◆ **PROVIDED DATA**
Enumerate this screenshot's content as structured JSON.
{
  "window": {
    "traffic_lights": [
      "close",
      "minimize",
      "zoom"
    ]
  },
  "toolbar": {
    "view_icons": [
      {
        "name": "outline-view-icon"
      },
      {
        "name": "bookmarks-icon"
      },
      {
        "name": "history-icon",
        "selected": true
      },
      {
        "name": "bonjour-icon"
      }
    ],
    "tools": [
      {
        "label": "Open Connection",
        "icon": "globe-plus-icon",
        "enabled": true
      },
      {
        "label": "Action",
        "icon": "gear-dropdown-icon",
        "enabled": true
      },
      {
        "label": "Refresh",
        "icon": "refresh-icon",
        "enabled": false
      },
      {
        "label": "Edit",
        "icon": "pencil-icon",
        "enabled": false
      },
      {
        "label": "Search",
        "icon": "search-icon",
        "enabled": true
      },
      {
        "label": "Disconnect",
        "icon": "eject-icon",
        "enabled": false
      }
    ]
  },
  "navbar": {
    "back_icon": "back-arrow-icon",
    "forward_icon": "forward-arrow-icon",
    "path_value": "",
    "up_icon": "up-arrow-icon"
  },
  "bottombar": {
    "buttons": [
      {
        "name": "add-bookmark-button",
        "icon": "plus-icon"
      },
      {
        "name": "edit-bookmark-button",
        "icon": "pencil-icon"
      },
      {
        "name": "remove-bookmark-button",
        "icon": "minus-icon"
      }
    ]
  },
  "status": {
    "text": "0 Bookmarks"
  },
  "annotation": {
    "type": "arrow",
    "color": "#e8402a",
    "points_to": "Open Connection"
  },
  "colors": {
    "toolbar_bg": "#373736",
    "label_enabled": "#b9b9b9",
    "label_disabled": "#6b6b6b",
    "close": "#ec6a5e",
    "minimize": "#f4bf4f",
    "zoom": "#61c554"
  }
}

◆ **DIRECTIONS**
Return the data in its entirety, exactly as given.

◆ **TASK OUTPUT**
Enumerate this screenshot's content as structured JSON.
{
  "window": {
    "traffic_lights": [
      "close",
      "minimize",
      "zoom"
    ]
  },
  "toolbar": {
    "view_icons": [
      {
        "name": "outline-view-icon"
      },
      {
        "name": "bookmarks-icon"
      },
      {
        "name": "history-icon",
        "selected": true
      },
      {
        "name": "bonjour-icon"
      }
    ],
    "tools": [
      {
        "label": "Open Connection",
        "icon": "globe-plus-icon",
        "enabled": true
      },
      {
        "label": "Action",
        "icon": "gear-dropdown-icon",
        "enabled": true
      },
      {
        "label": "Refresh",
        "icon": "refresh-icon",
        "enabled": false
      },
      {
        "label": "Edit",
        "icon": "pencil-icon",
        "enabled": false
      },
      {
        "label": "Search",
        "icon": "search-icon",
        "enabled": true
      },
      {
        "label": "Disconnect",
        "icon": "eject-icon",
        "enabled": false
      }
    ]
  },
  "navbar": {
    "back_icon": "back-arrow-icon",
    "forward_icon": "forward-arrow-icon",
    "path_value": "",
    "up_icon": "up-arrow-icon"
  },
  "bottombar": {
    "buttons": [
      {
        "name": "add-bookmark-button",
        "icon": "plus-icon"
      },
      {
        "name": "edit-bookmark-button",
        "icon": "pencil-icon"
      },
      {
        "name": "remove-bookmark-button",
        "icon": "minus-icon"
      }
    ]
  },
  "status": {
    "text": "0 Bookmarks"
  },
  "annotation": {
    "type": "arrow",
    "color": "#e8402a",
    "points_to": "Open Connection"
  },
  "colors": {
    "toolbar_bg": "#373736",
    "label_enabled": "#b9b9b9",
    "label_disabled": "#6b6b6b",
    "close": "#ec6a5e",
    "minimize": "#f4bf4f",
    "zoom": "#61c554"
  }
}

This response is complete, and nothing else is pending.